Entries from a dataset of interfaces:
"""
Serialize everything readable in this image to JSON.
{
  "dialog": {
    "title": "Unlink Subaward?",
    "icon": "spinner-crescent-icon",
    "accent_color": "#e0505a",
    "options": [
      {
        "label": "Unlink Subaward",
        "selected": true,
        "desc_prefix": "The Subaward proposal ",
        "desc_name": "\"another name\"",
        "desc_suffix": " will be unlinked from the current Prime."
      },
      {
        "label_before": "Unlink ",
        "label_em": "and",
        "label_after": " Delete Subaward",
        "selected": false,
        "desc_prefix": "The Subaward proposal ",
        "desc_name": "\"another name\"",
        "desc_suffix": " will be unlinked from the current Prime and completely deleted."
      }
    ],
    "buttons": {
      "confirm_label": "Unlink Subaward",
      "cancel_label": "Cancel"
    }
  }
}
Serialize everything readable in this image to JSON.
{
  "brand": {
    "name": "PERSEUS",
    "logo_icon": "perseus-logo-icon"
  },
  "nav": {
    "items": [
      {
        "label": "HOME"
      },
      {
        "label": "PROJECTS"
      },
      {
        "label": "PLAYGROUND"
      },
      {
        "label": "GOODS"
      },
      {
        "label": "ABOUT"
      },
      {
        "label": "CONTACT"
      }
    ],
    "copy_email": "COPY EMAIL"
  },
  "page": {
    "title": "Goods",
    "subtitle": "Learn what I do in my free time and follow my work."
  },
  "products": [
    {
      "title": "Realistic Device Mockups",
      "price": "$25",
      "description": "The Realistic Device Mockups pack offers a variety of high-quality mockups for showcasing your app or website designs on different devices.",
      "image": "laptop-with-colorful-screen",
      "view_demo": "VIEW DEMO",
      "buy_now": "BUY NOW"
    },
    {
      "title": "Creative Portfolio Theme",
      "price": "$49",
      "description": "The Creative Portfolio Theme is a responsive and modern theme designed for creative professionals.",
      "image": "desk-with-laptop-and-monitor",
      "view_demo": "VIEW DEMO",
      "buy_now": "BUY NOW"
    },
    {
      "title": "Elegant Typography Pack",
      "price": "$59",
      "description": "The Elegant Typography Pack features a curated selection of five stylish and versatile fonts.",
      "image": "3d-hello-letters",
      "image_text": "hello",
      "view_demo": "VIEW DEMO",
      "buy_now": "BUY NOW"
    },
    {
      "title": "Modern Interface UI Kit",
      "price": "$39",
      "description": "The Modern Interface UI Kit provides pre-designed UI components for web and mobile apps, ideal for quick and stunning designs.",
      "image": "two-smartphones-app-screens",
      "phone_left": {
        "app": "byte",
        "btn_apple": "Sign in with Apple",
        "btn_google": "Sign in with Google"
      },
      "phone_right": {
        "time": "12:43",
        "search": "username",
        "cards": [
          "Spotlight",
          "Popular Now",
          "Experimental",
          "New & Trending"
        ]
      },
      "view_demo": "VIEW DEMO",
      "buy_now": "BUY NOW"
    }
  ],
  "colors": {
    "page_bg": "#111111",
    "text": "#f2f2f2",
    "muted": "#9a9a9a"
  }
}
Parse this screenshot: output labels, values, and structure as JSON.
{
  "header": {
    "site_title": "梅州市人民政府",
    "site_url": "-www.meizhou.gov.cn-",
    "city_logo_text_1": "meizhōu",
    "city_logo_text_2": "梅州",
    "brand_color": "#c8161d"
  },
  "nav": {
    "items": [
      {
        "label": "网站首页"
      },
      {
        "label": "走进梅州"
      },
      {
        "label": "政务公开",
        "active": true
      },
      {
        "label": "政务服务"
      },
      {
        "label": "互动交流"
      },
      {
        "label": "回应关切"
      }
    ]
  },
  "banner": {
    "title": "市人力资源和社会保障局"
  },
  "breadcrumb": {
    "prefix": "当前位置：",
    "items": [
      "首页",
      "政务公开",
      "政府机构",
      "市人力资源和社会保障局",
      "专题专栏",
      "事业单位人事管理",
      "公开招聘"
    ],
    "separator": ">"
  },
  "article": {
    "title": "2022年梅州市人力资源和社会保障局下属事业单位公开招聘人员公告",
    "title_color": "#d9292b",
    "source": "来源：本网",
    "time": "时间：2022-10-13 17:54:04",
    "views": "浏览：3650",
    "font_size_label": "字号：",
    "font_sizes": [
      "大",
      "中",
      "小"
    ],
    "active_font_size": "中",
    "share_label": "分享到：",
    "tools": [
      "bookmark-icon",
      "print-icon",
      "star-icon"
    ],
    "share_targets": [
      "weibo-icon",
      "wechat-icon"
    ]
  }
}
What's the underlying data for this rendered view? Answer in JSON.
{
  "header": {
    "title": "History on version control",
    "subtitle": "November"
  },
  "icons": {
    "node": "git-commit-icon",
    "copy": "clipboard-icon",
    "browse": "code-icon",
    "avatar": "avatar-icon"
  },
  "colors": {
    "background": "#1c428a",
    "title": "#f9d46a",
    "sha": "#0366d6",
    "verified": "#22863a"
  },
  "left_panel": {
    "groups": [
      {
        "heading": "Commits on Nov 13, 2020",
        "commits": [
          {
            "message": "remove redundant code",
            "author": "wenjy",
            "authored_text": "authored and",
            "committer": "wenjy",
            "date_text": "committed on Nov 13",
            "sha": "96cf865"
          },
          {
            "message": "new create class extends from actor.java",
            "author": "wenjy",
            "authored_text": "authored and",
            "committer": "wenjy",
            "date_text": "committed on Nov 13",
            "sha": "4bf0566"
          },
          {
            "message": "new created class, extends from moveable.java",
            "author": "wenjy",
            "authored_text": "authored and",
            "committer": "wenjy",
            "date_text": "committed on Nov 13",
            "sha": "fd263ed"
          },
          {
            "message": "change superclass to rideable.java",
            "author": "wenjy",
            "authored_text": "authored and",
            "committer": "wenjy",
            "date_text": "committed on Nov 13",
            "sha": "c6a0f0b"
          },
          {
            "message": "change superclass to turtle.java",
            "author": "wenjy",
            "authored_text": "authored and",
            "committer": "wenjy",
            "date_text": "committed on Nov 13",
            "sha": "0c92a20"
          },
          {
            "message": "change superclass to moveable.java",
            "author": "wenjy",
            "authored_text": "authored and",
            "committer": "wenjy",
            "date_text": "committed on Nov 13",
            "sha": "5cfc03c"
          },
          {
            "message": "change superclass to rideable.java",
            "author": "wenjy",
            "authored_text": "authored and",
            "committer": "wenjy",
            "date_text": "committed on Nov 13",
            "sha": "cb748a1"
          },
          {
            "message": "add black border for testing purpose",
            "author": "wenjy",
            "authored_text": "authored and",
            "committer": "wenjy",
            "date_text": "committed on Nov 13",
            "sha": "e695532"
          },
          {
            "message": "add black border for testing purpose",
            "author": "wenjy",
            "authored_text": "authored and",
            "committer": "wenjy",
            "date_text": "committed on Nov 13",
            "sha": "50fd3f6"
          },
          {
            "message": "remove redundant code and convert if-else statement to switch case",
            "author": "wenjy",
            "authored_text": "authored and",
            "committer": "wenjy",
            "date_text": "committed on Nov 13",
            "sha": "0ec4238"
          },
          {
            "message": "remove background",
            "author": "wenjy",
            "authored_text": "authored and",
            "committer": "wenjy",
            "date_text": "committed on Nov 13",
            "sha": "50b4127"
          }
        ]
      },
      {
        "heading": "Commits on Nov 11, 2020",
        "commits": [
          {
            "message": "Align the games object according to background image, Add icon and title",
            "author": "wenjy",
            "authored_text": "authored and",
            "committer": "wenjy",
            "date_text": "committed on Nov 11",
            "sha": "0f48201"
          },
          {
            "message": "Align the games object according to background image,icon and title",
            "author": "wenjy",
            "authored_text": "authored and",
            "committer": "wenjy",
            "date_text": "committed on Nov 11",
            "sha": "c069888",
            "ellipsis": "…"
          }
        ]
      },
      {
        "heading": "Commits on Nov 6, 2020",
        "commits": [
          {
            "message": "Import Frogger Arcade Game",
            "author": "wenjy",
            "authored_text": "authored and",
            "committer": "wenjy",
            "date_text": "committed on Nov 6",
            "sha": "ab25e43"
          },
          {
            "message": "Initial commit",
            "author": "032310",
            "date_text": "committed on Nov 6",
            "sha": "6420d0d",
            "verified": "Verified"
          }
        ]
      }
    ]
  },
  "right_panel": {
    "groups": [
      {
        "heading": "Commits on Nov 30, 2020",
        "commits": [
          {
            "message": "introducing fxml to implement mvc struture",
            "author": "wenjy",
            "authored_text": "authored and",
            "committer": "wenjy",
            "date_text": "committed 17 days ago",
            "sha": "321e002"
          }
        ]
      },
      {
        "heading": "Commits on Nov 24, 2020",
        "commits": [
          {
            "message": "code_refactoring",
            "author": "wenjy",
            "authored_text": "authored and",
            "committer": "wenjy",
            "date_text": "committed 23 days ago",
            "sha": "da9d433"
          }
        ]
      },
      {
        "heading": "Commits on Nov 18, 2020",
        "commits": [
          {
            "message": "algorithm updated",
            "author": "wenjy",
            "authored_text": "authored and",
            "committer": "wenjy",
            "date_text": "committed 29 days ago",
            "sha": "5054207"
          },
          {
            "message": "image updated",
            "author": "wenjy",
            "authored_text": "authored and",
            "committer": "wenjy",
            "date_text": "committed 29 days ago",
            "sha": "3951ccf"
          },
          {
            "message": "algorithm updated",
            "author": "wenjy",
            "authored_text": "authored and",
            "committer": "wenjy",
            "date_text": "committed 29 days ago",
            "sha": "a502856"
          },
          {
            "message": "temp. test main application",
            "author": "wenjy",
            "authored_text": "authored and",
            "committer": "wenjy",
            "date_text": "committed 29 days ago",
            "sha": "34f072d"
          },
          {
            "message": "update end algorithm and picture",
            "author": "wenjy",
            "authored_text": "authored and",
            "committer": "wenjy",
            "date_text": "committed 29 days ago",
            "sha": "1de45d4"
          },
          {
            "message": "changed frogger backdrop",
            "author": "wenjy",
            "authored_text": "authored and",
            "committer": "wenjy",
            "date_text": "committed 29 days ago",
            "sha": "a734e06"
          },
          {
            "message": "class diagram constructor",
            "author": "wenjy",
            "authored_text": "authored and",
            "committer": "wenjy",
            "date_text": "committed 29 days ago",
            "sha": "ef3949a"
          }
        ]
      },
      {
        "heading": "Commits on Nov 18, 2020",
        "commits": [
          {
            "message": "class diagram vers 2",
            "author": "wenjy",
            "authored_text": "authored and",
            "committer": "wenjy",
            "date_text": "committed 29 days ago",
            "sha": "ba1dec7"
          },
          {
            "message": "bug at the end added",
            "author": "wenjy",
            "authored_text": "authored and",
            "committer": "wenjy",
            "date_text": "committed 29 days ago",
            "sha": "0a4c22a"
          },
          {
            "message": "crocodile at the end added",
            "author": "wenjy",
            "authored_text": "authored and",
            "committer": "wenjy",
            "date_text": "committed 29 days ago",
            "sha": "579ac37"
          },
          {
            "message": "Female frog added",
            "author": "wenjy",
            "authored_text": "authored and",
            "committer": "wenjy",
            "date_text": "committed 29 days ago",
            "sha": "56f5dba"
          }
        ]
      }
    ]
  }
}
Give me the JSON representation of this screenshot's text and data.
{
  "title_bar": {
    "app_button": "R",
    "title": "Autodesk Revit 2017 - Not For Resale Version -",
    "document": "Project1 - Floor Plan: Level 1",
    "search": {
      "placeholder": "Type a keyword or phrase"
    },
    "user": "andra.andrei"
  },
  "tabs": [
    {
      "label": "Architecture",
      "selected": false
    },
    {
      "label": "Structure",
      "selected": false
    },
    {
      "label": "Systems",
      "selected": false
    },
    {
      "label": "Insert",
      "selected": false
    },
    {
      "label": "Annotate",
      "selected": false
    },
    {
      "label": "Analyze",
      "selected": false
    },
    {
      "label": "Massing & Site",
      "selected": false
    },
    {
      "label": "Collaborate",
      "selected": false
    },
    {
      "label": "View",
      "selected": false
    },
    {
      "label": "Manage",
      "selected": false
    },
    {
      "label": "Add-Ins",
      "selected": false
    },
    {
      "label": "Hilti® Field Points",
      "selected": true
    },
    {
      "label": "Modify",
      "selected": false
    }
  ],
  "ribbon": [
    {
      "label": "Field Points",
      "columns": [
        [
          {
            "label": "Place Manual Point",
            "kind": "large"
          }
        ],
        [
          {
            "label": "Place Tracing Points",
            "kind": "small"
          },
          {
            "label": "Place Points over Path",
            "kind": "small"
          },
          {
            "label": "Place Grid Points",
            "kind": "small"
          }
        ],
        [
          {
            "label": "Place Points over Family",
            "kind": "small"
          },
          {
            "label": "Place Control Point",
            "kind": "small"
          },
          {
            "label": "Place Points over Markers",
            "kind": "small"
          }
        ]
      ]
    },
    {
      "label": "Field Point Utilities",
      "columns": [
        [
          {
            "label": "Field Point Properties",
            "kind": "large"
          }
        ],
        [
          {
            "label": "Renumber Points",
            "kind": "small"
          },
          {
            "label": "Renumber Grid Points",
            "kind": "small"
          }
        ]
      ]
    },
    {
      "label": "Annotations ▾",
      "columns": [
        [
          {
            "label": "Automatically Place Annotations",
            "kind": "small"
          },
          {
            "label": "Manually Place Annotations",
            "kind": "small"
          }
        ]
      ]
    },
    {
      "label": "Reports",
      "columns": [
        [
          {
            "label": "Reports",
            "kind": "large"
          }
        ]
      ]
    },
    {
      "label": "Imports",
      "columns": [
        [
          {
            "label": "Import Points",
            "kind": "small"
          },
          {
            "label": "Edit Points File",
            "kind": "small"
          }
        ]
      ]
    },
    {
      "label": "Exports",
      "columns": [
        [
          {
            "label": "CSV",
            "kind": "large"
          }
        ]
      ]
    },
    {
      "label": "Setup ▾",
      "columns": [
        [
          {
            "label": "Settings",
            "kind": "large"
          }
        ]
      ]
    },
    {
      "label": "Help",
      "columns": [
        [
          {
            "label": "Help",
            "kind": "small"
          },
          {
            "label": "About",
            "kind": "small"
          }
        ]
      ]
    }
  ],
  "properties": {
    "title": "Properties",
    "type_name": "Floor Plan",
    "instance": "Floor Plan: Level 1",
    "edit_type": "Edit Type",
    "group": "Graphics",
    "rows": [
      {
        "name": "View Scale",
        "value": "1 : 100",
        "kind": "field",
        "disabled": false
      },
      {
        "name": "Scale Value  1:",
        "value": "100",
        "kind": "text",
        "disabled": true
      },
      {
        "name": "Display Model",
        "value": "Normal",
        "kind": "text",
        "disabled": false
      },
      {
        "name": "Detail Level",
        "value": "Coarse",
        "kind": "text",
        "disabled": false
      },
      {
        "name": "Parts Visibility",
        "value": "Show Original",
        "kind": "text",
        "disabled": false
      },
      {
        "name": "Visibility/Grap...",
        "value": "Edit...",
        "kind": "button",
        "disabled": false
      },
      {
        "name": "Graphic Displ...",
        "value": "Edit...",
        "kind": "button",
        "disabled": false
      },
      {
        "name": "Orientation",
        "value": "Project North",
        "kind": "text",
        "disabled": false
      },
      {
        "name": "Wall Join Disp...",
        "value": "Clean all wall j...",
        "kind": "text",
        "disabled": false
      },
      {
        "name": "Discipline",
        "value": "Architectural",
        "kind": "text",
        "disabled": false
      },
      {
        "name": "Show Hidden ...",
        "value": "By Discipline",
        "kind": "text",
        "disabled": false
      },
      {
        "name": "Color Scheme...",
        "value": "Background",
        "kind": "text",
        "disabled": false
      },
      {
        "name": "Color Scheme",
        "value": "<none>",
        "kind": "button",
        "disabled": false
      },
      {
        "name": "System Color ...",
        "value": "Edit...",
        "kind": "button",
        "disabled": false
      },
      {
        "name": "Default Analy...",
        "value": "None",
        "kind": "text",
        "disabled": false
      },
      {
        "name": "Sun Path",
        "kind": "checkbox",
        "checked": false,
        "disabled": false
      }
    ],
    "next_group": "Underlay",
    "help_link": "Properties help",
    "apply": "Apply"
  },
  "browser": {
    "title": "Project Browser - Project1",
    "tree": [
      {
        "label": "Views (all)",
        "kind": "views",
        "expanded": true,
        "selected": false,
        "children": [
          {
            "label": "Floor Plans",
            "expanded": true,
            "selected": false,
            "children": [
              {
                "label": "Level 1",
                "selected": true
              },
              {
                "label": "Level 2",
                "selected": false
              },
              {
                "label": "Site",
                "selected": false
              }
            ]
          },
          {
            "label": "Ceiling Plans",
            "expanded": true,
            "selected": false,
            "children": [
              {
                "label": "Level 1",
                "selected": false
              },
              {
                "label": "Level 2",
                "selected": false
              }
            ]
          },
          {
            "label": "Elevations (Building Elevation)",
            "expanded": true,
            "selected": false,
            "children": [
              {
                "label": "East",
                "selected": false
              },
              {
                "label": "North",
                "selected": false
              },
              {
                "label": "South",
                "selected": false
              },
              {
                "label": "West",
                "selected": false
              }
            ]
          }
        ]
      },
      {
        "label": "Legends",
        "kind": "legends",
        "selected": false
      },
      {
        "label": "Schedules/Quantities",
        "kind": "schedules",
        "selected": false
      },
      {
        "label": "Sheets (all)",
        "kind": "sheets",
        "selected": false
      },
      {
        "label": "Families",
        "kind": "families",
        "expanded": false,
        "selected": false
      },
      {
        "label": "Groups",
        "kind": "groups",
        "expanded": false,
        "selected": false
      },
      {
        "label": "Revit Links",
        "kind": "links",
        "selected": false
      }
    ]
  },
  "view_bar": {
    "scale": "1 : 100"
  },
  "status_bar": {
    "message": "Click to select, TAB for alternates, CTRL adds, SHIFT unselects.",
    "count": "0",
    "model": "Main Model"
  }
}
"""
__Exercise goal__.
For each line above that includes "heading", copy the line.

__Response area__.
        "heading": "Commits on Nov 13, 2020",
        "heading": "Commits on Nov 11, 2020",
        "heading": "Commits on Nov 6, 2020",
        "heading": "Commits on Nov 30, 2020",
        "heading": "Commits on Nov 24, 2020",
        "heading": "Commits on Nov 18, 2020",
        "heading": "Commits on Nov 18, 2020",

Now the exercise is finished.